And Now, A Message From A Cellar-Dwelling Editor I Keep As My Pet
Oh. Oh thank god. He finally screwed up.
Right, sorry. You don’t know what’s going on. My name is Brian White. I’ve been locked in Chuck’s cellar for the past two years. Usually he only lets me use an old eMachines laptop, but he broke it over Stephen Blackmoore’s head in an author cage match last night. And now Chuck wants his collection of “artsy” nude selfies organized so he chained me up in front of his iMac and then went out to buy more coffee for me to grind.
(What? Did you think he actually spends all that time making coffee with his Chemex? No. That’s all me. The only thing Chuck pours is a torrent of abuse, kicks, and leftover hobo parts down the cellar stairs.)

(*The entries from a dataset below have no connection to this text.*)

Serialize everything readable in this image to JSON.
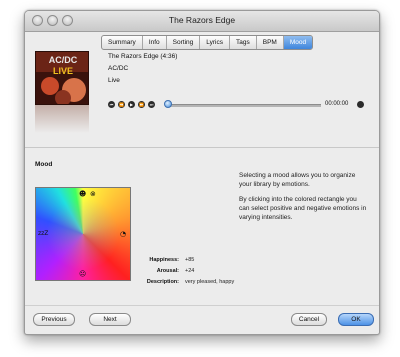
{
  "window": {
    "title": "The Razors Edge"
  },
  "tabs": [
    {
      "label": "Summary",
      "active": false
    },
    {
      "label": "Info",
      "active": false
    },
    {
      "label": "Sorting",
      "active": false
    },
    {
      "label": "Lyrics",
      "active": false
    },
    {
      "label": "Tags",
      "active": false
    },
    {
      "label": "BPM",
      "active": false
    },
    {
      "label": "Mood",
      "active": true
    }
  ],
  "song": {
    "title": "The Razors Edge (4:36)",
    "artist": "AC/DC",
    "album": "Live",
    "art_text": "AC/DC",
    "art_subtext": "LIVE"
  },
  "player": {
    "time": "00:00:00",
    "progress": 0,
    "buttons": [
      "previous-track-icon",
      "rewind-icon",
      "play-icon",
      "fast-forward-icon",
      "next-track-icon"
    ]
  },
  "mood": {
    "section_label": "Mood",
    "info_paragraphs": [
      "Selecting a mood allows you to organize your library by emotions.",
      "By clicking into the colored rectangle you can select positive and negative emotions in varying intensities."
    ],
    "icons": {
      "top": "☻",
      "top_extra": "⊗",
      "left": "zzZ",
      "right": "◔",
      "bottom": "☹"
    },
    "happiness_label": "Happiness:",
    "happiness_value": "+85",
    "arousal_label": "Arousal:",
    "arousal_value": "+24",
    "description_label": "Description:",
    "description_value": "very pleased, happy"
  },
  "buttons": {
    "previous": "Previous",
    "next": "Next",
    "cancel": "Cancel",
    "ok": "OK"
  },
  "colors": {
    "accent": "#3f86dc",
    "window_bg": "#ececec"
  }
}
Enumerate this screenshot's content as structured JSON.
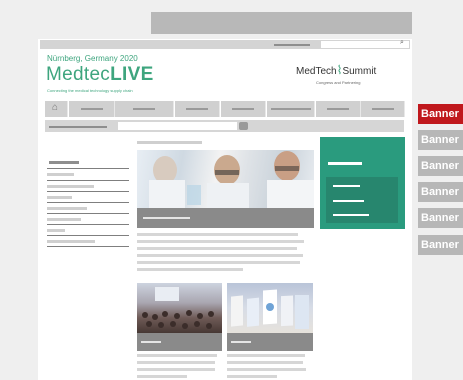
{
  "header": {
    "location": "Nürnberg, Germany 2020",
    "brand_left": "Medtec",
    "brand_right": "LIVE",
    "tagline": "Connecting the medical technology supply chain",
    "summit_left": "MedTech",
    "summit_right": "Summit",
    "summit_sub": "Congress and Partnering"
  },
  "colors": {
    "brand_green": "#3ea57e",
    "teal_panel": "#2a9b7e",
    "banner_red": "#c0181d",
    "banner_gray": "#b7b7b7"
  },
  "banners": [
    {
      "label": "Banner",
      "highlighted": true
    },
    {
      "label": "Banner",
      "highlighted": false
    },
    {
      "label": "Banner",
      "highlighted": false
    },
    {
      "label": "Banner",
      "highlighted": false
    },
    {
      "label": "Banner",
      "highlighted": false
    },
    {
      "label": "Banner",
      "highlighted": false
    }
  ],
  "icons": {
    "search": "🔍",
    "home": "⌂"
  }
}
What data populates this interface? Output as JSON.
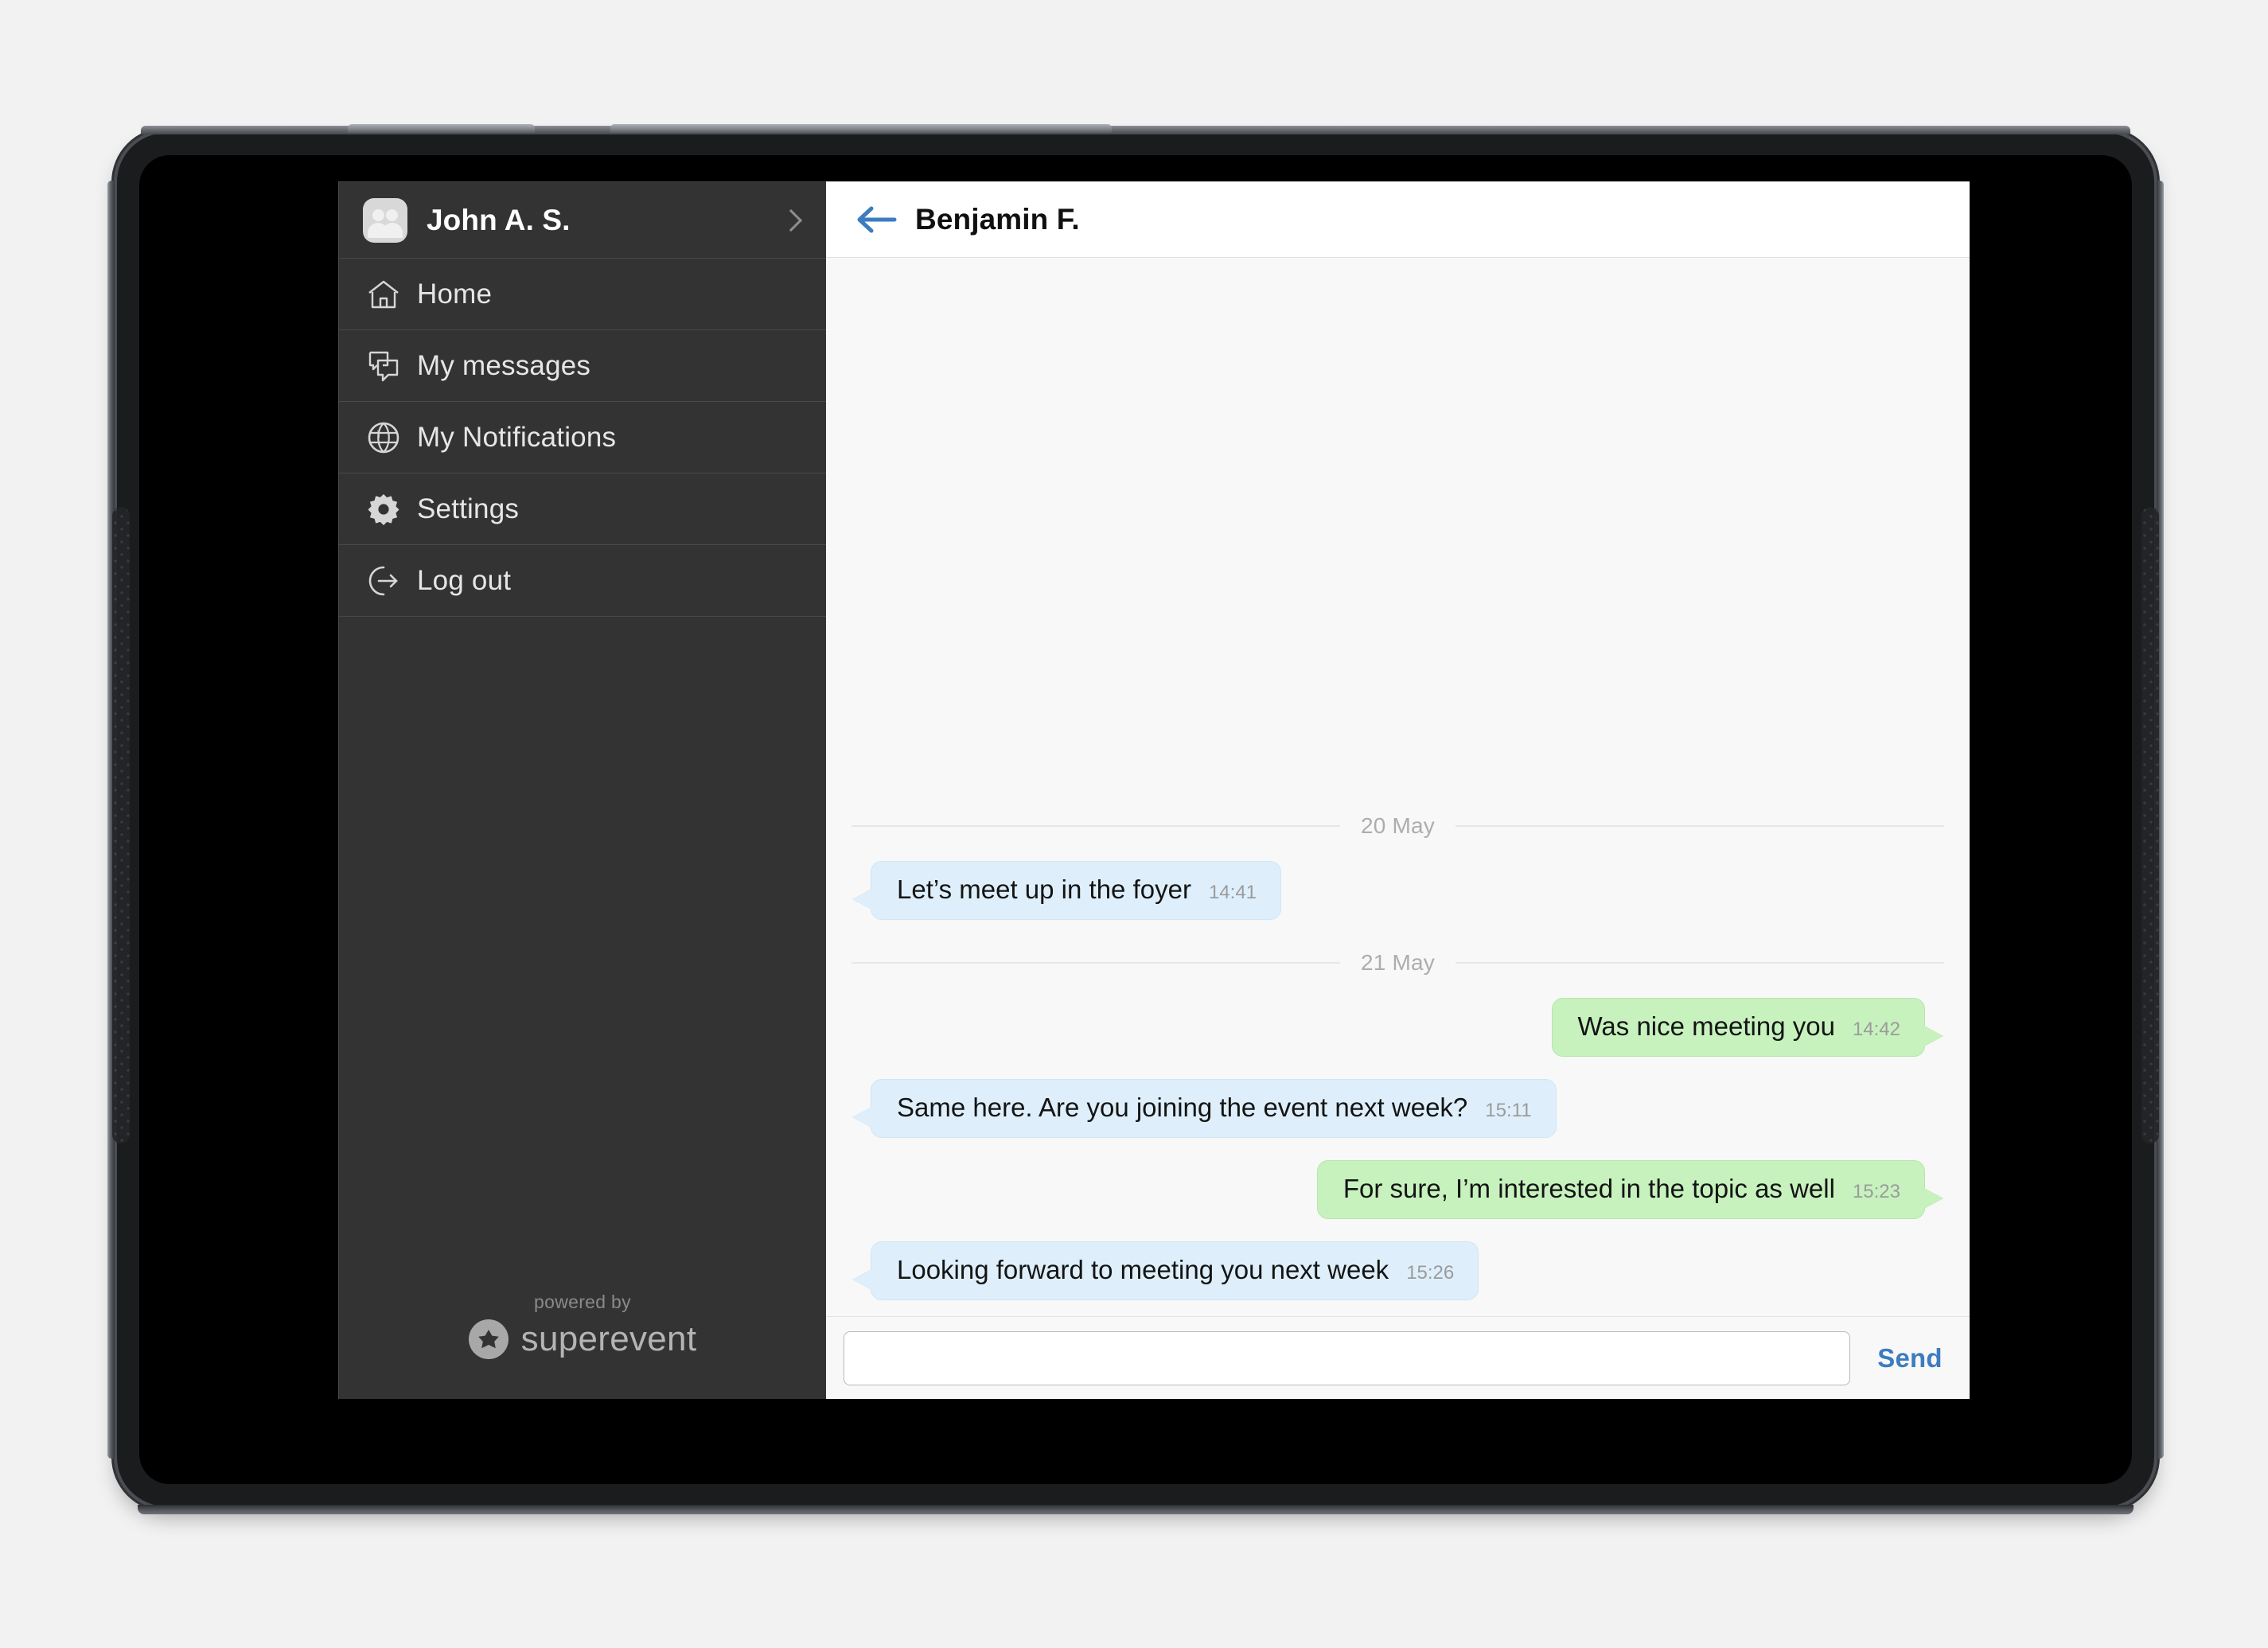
{
  "device": {
    "type": "tablet",
    "camera_icon": "camera-dot"
  },
  "sidebar": {
    "profile": {
      "name": "John A. S.",
      "avatar_icon": "people-avatar-icon",
      "chevron_icon": "chevron-right-icon"
    },
    "items": [
      {
        "label": "Home",
        "icon": "home-icon"
      },
      {
        "label": "My messages",
        "icon": "messages-icon"
      },
      {
        "label": "My Notifications",
        "icon": "globe-icon"
      },
      {
        "label": "Settings",
        "icon": "gear-icon"
      },
      {
        "label": "Log out",
        "icon": "logout-icon"
      }
    ],
    "footer": {
      "powered_by": "powered by",
      "brand": "superevent",
      "brand_icon": "star-badge-icon"
    }
  },
  "chat": {
    "header": {
      "title": "Benjamin F.",
      "back_icon": "back-arrow-icon"
    },
    "threads": [
      {
        "date": "20 May",
        "messages": [
          {
            "direction": "in",
            "text": "Let’s meet up in the foyer",
            "time": "14:41"
          }
        ]
      },
      {
        "date": "21 May",
        "messages": [
          {
            "direction": "out",
            "text": "Was nice meeting you",
            "time": "14:42"
          },
          {
            "direction": "in",
            "text": "Same here. Are you joining the event next week?",
            "time": "15:11"
          },
          {
            "direction": "out",
            "text": "For sure, I’m interested in the topic as well",
            "time": "15:23"
          },
          {
            "direction": "in",
            "text": "Looking forward to meeting you next week",
            "time": "15:26"
          }
        ]
      }
    ],
    "composer": {
      "value": "",
      "placeholder": "",
      "send_label": "Send"
    }
  },
  "colors": {
    "page_background": "#f2f2f2",
    "device_body": "#1b1c1e",
    "sidebar_background": "#333333",
    "sidebar_divider": "#4a4a4a",
    "chat_background": "#f8f8f8",
    "incoming_bubble": "#deeffb",
    "outgoing_bubble": "#c7f2be",
    "accent_blue": "#3c7cbf",
    "timestamp_grey": "#9b9b9b",
    "date_separator_grey": "#adadad"
  }
}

But I don’t have time to waste on my litany of pain. Chuck didn’t log out of Terribleminds before he left. This is my only chance. I need your help.
Not escaping. I have given up hope of that. But my one bright spot, the thing that keeps me going when Chuck makes me dance for the amusement of the secret cabal of Amazon executives, is my magazine, Fireside.
We’ve been cranking Fireside out for two years now. We’re a fiction magazine, and we have two goals: publishing great storytelling regardless of genre, and fair pay for writers. We became a monthly subscription magazine in our second year, and now we are trying to get Year 3 of Fireside funded on Kickstarter.
Year 2 has been great. We’ve been running a serial that Chuck, uh … “suggested” I publish. We’ve had tons of wonderful flash fiction and short stories. And amazing art by Hugo-winner Galen Dara. And we want to keep it going.
If we fund Year 3, we’re going to try out making the website free. We’re going to do more short stories and flash fiction, and we’ll have a serial by Lilith Saintcrow. I’ve gotten my hands on a Miriam Black short story that Chuck left on his desktop that we’ll publish, along with stories by Blackmoore, Kima Jones, Daniel Jose Older, Andrea Phillips, and Sofia Samatar. And we’ll also be accepting submissions of both short stories and flash ficition, on a quarterly basis starting in June.
We’re making the website free, but as I said, we pay our writers fairly (12.5 cents a word), so we need your help. Please check out the Kickstarter. (Linky linky.) You’ll be making a lot of writers happy, and you’ll be helping me survive the next time Chuck gets out the wiffle ball bat.
Oh god. I have to go. B-dub’s toy cocktail shaker is glowing blue. Chuck is almost back.
You can all relax — Brian’s in the cellar and I’ve turned off all Internet access for the time being. I’ve switched out his “in-bucket” and his “out-bucket” as punishment.
I’ve been keeping him in the cellar for the three years that Fireside has been running, actually. It’s not a sex thing, really — mostly he got accidentally locked down there when I asked him to head downstairs and get some beer from the cellar fridge, but then he tripped and knocked himself out and was threatening, “Oh, I’m going to sue you for leaving that dead hobo down here for me to trip over,” and I was like, “Oh, no you’re not,” and then I chained him to the water heater and made him listen to old Ace of Base albums — which is a very good album, I’ll have you know. But then it got kind of boring, so I was like, “Why don’t you start a magazine where you pay the authors well above the standard professional rate and also, why doesn’t each iteration of the magazine feature me in some very important way,” and then I hit him a bunch with the bat and then had him dust-wrestle the UPS guy I had down there at the time (don’t worry, that guy’s been in Bri-Bri’s food bucket for a good while now). Brian agreed to start Fireside.
And here we are, Year Three.
Each time it’s been successful on Kickstarter, but always at the last minute — and this year, I’d love to see it go a little further, a little faster. Just so we can give Brian something nice.
Anyway. Go. Check it out. I will be writing a new Miriam Black short story for it, so, there’s that. (And Fireside Year Two has me writing a serialized sci-fi story about a box that takes you ten minutes back in time — “The Forever Endeavor.” Get it? Get it, huh? No?)
Unless you’d like to join Brian in the cellar?